About:

  • CJI questioned the government why a colonial law used against Mahatma Gandhi and Bal Gangadhar Tilak continued to survive in the law book 75 years after independence.
  • A number of petitions have been filed highlighting the chilling effect sedition has on the fundamental right of free speech.
  • In a recent judgement quashing a sedition case, Justice U.U Lalit recorded that the time is long past when the mere criticism of governments was sufficient to constitute sedition. The right to utter honest and reasonable criticism is a source of strength to a community rather than a weakness.
  • The recent developments have also opened the floor for debate and introspection on the 1962 Supreme Court verdict in the Kedar Nath case that upheld the constitutional validity of Section 124A.
  • The CJI’s reference to low conviction rates under the sedition law resonates with a petition highlighting the dramatic jump in charging a person with the offence of sedition since 2016.
  • The National Crime Records Bureau reports show that in 2019, 21 cases of sedition were closed on account of no evidence, two were closed for being false cases and six cases were held to be civil disputes.

 

Kapu Community

Context:

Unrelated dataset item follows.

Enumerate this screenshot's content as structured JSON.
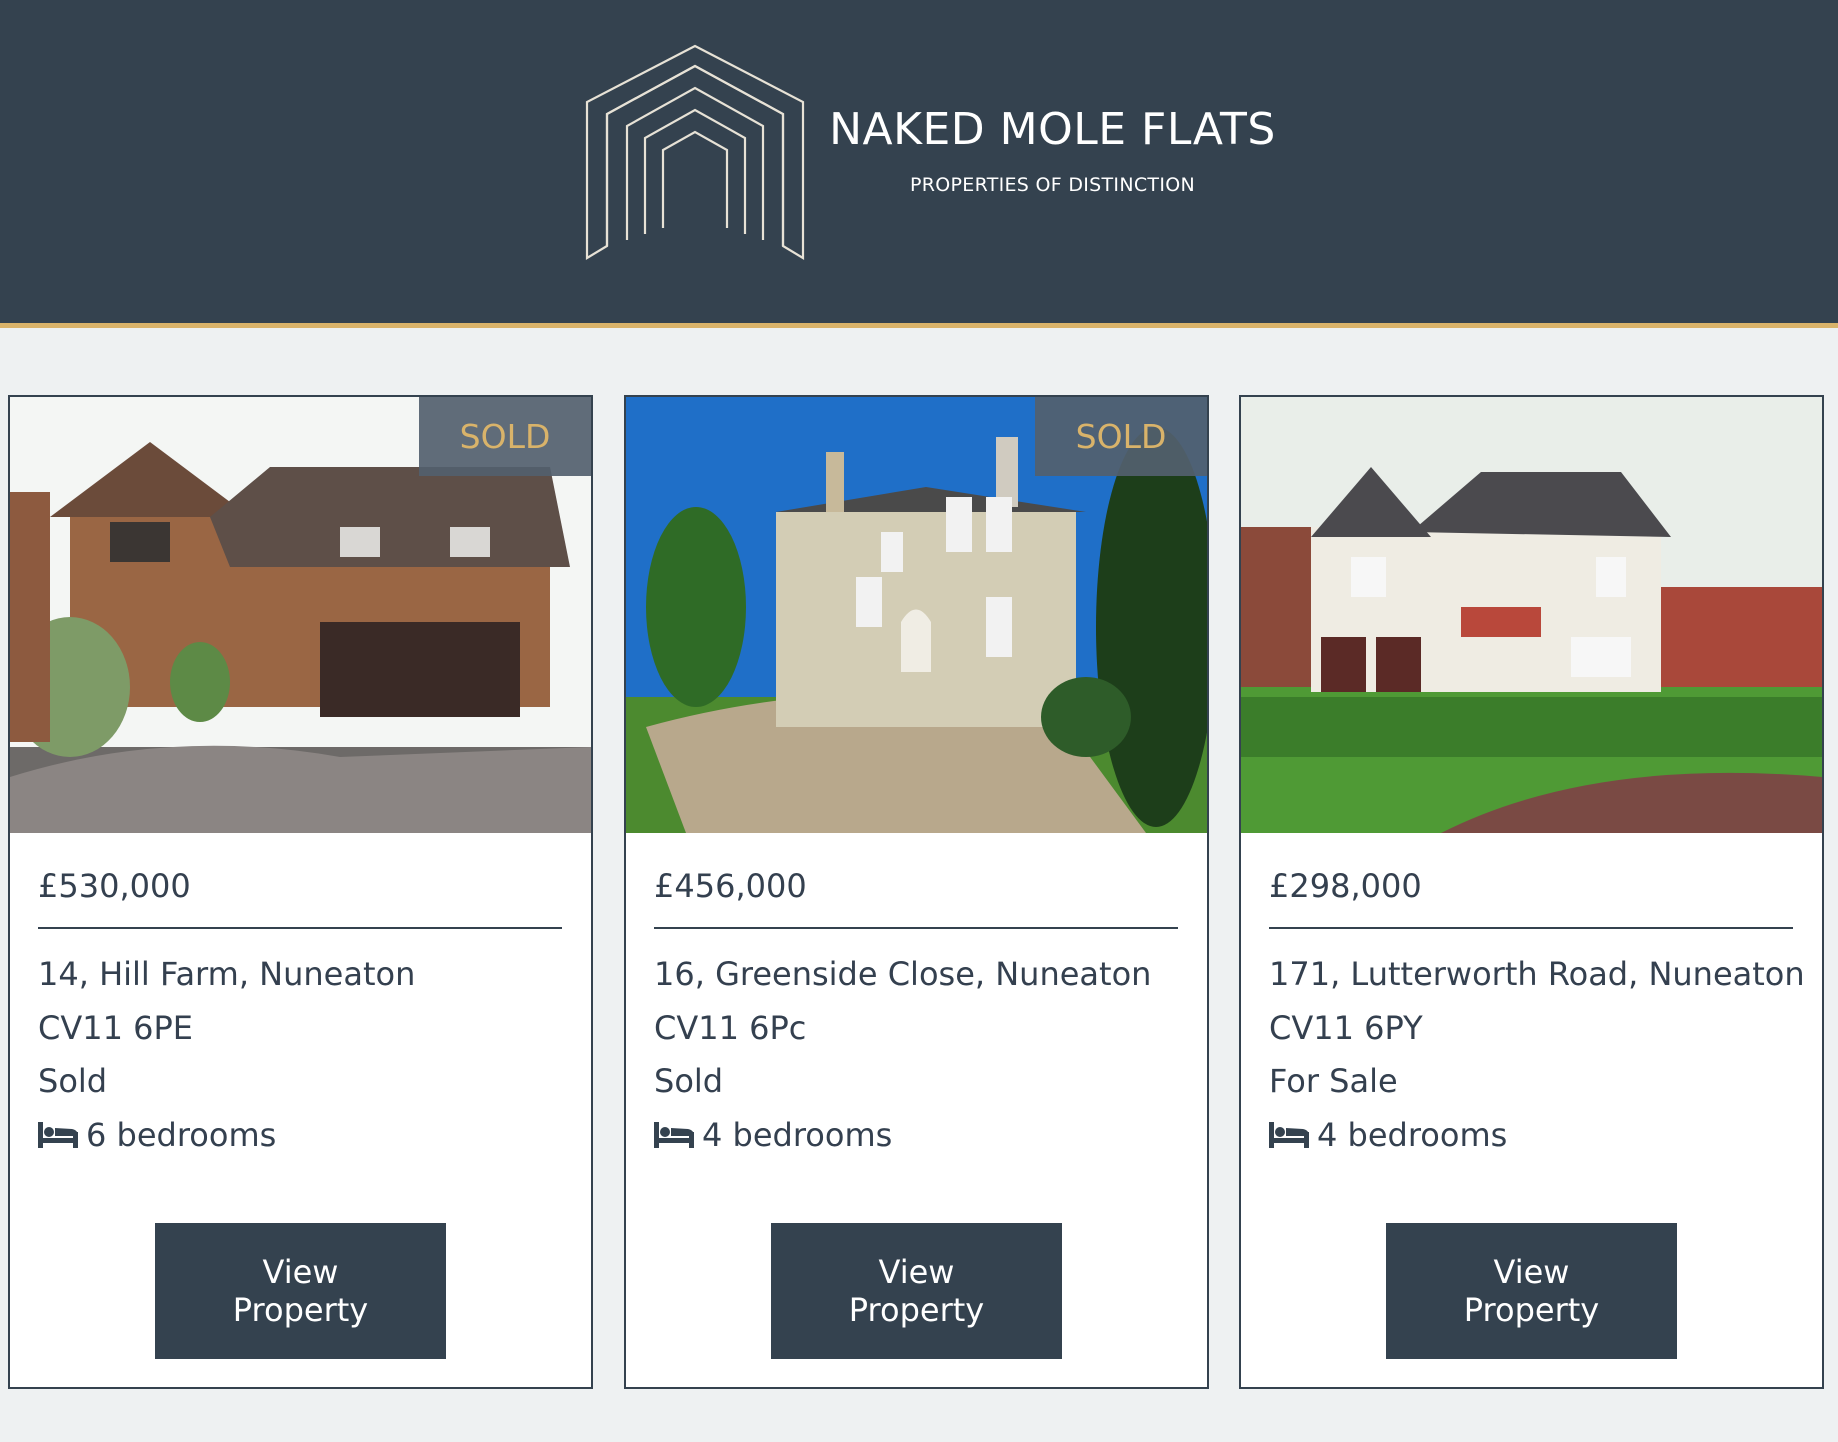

  • Recently, the Andhra Pradesh government has announced 10 percent reservationfor the Kapu community and other Economically Weaker Sections (EWS).

About:

  • The reservation has been provided for appointments in the initial posts and services in the State government in accordance with the Constitution (103rd Amendment) Act, 2019.
  • It will benefit Kapus who are neither benefited under Backward Class (BC) quota nor under EWS quota and other Open Competition (OC) sections who are deprived of the benefits of reservation thus far due to non-implementation of the EWS quota.
  • However, this will be subject to the outcome of several writ petitions and Public Interest Litigations (PILs) filed in various courts and interim orders of the High Court.

Operational guidelines for implementation of this reservation:

    • Persons who are not covered under the existing scheme of reservations for SCs, STs and Socially and Educationally Backward Classes (SEBCs) and whose gross annual family income is below Rs. 8 lakh are to be identified as EWS for the benefit of reservation.
    • The income includes income from all sources i.e. salary, agriculture, business, profession etc. for the financial year prior to the year of application.
    • The term family for this purpose will include the person who seeks benefit of reservation, his or her parents and siblings below the age of 18 years as also his or her spouse and children below the age of 18 years.
    • Regarding initial appointments in the posts and services, the people recruited under EWS category will be adjusted against the roster points earmarked for them.
      • The orders on the roster points earmarked for 10 per cent reservation to EWS category will be issued separately along with other rules to be framed or amended and guidelines to be formulated if any.
    • One-third of the initial appointments in posts and services under the State government earmarked for EWS will be allocated to women among them. This reservation will be horizontal.
    • As far as the posts notified for appointment by the Government of India are concerned, the guidelines issued by the Ministry of Social Justice and Empowerment will be applicable.